== DATASET CONTENT

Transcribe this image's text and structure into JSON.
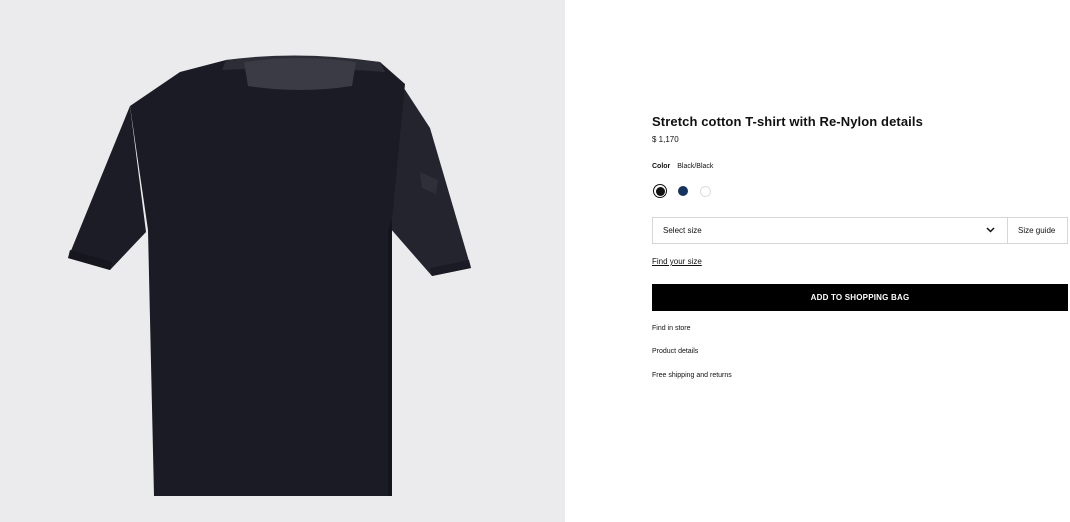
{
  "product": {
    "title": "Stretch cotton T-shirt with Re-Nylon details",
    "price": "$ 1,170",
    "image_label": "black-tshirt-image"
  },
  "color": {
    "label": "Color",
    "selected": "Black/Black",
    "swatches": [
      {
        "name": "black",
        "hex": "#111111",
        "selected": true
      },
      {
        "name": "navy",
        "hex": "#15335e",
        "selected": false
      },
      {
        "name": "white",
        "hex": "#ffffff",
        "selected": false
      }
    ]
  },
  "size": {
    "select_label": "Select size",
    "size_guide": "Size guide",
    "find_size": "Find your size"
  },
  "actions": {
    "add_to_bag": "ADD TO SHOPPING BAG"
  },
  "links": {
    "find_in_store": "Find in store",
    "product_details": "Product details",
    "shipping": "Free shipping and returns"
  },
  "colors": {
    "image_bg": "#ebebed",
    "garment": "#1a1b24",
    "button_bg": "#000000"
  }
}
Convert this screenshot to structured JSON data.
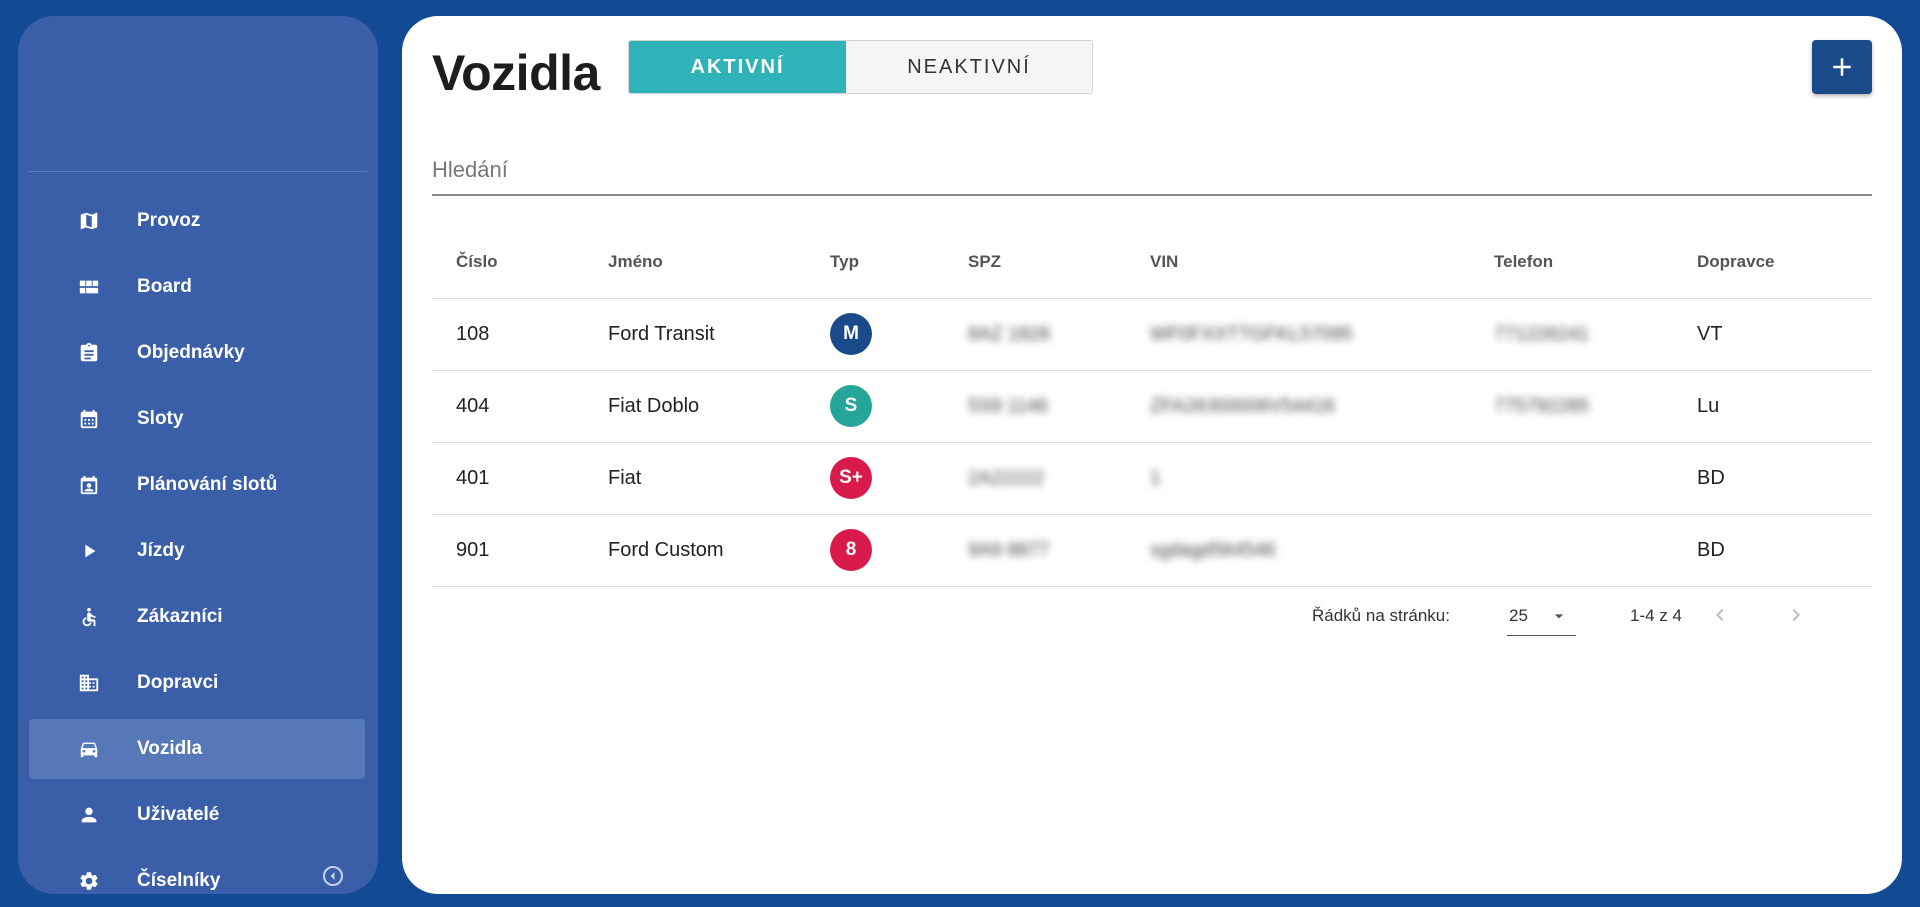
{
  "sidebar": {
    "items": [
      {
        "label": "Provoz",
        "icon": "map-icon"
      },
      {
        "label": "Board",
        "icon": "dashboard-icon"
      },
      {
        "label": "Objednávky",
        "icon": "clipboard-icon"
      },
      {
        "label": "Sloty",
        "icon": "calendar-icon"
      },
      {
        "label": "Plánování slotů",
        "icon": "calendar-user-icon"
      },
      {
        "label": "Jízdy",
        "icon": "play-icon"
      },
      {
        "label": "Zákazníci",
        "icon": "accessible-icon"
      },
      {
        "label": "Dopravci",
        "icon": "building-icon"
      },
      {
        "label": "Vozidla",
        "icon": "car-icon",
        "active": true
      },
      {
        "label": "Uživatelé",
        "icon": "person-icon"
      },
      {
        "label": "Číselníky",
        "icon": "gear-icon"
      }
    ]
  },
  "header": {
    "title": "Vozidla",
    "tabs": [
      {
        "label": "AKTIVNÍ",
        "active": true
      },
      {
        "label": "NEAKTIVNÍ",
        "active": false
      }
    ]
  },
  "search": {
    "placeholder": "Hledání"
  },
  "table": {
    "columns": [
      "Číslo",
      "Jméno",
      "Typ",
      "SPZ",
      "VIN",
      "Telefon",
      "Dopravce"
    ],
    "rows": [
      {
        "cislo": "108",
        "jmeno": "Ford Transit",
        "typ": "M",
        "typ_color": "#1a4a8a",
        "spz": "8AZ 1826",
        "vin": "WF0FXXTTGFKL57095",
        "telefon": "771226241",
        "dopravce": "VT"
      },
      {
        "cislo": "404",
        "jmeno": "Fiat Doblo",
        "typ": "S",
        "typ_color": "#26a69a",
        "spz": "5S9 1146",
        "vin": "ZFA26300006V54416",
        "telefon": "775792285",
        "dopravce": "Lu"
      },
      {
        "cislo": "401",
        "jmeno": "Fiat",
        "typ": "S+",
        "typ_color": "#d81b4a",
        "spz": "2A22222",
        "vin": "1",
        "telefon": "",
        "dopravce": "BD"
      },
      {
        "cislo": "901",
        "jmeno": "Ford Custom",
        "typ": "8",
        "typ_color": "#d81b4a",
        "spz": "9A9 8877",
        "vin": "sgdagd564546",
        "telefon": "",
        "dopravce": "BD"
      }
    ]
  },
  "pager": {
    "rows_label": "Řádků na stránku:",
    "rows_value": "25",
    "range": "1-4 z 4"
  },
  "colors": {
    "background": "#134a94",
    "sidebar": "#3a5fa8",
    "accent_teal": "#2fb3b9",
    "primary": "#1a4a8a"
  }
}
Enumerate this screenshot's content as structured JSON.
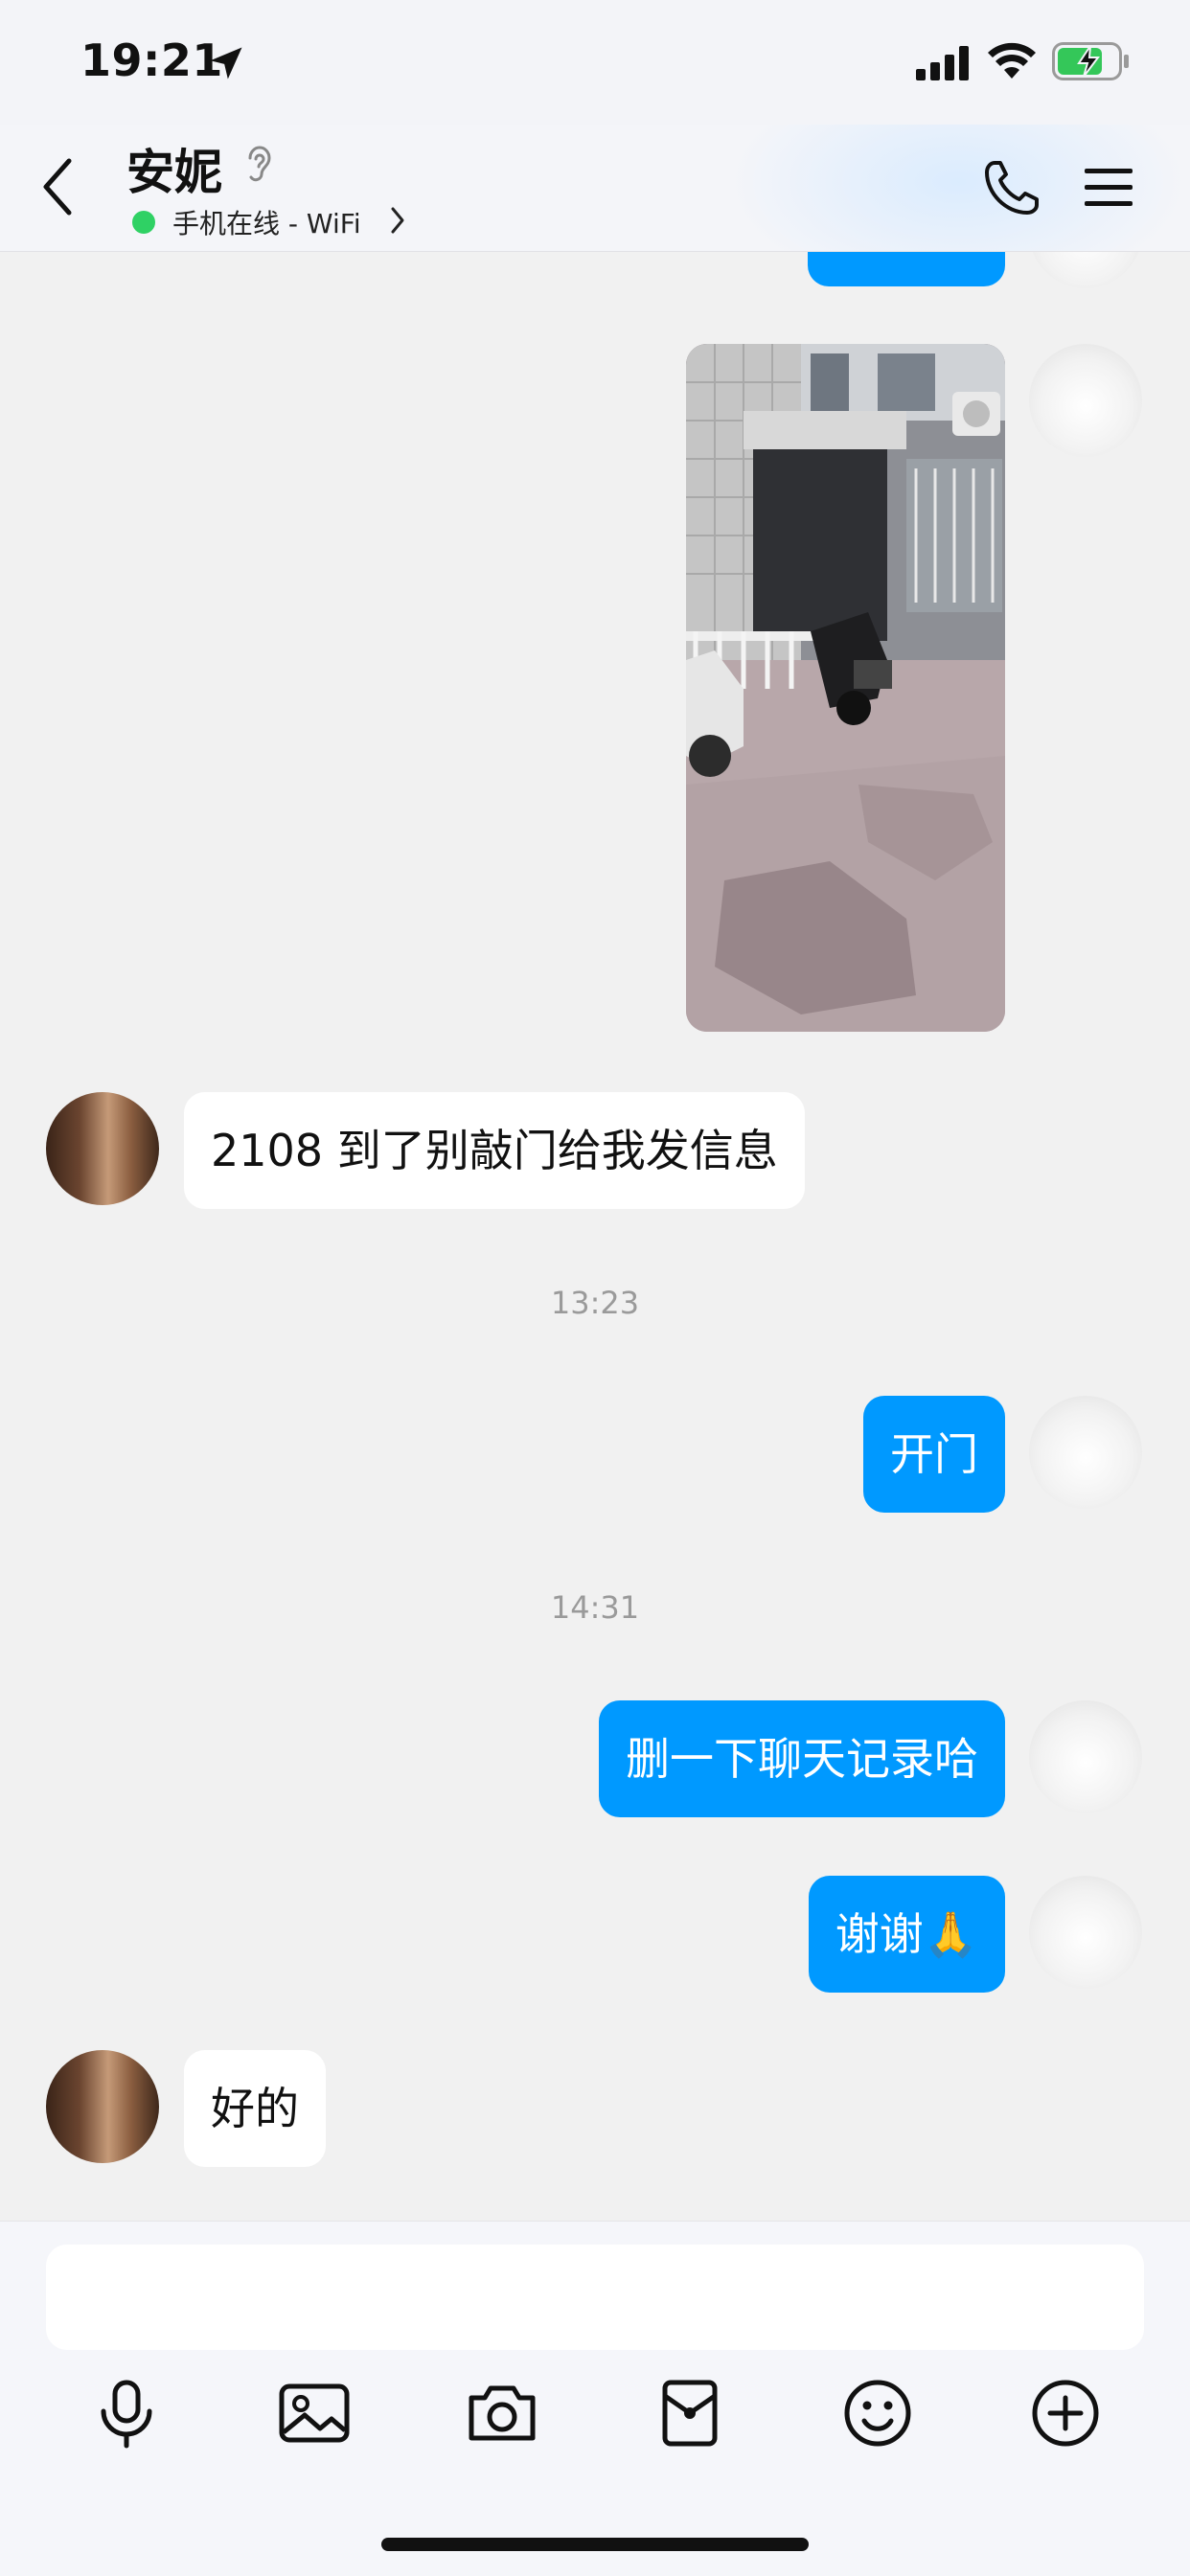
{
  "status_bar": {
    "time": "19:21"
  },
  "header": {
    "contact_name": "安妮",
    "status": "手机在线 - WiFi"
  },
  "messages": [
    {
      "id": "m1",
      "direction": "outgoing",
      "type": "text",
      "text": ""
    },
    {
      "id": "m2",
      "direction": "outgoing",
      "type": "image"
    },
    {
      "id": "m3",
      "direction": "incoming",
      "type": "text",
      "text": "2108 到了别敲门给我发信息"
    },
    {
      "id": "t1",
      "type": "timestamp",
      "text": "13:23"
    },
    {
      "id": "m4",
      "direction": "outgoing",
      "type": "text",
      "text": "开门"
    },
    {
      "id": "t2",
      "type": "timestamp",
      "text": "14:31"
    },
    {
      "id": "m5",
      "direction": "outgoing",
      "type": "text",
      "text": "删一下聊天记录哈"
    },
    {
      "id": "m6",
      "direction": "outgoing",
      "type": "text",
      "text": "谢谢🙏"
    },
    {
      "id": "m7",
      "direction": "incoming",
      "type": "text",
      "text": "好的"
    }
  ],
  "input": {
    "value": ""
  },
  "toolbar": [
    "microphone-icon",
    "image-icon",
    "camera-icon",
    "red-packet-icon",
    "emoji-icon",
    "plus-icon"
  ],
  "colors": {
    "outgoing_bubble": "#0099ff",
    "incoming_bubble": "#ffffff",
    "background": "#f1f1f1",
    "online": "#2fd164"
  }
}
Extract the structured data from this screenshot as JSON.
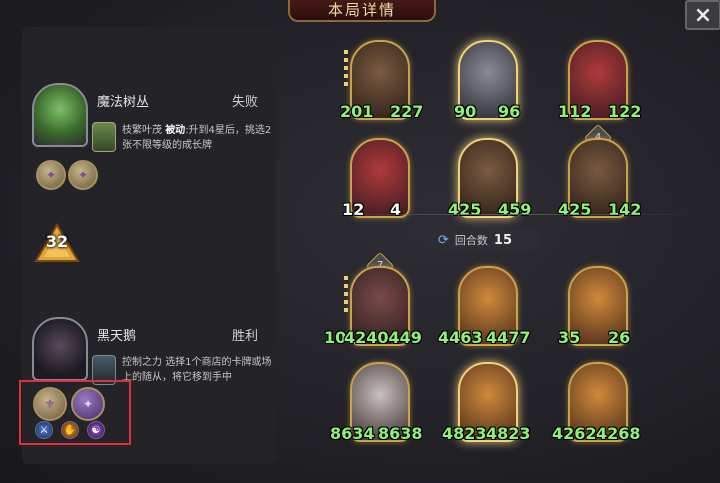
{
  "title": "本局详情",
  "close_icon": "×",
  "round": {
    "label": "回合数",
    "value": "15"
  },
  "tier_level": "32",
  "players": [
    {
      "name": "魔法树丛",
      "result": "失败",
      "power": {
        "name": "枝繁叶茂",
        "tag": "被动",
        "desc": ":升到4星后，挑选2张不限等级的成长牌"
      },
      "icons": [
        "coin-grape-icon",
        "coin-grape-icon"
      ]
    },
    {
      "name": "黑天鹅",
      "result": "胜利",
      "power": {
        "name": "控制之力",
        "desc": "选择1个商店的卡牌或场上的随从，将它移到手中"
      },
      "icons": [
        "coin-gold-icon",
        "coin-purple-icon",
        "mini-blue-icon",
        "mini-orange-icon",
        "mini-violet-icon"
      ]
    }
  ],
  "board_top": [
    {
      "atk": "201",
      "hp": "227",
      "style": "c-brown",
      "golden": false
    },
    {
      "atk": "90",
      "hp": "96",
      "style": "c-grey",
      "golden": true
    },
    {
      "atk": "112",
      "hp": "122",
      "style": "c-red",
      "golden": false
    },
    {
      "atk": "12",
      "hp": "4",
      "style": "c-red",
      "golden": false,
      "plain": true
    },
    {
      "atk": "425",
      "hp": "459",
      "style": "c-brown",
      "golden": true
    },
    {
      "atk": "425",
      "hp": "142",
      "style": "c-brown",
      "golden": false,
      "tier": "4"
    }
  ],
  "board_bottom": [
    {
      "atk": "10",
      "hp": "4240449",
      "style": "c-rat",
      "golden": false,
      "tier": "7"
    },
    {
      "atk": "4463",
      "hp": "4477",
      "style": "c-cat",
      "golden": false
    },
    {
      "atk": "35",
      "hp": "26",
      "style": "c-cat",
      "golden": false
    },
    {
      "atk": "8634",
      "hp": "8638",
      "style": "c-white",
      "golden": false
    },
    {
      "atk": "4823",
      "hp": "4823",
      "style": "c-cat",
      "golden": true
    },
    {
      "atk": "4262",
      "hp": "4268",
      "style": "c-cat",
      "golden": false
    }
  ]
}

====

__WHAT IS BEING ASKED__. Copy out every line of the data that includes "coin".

__FINISHED EXERCISE__.
        "coin-grape-icon",
        "coin-grape-icon"
        "coin-gold-icon",
        "coin-purple-icon",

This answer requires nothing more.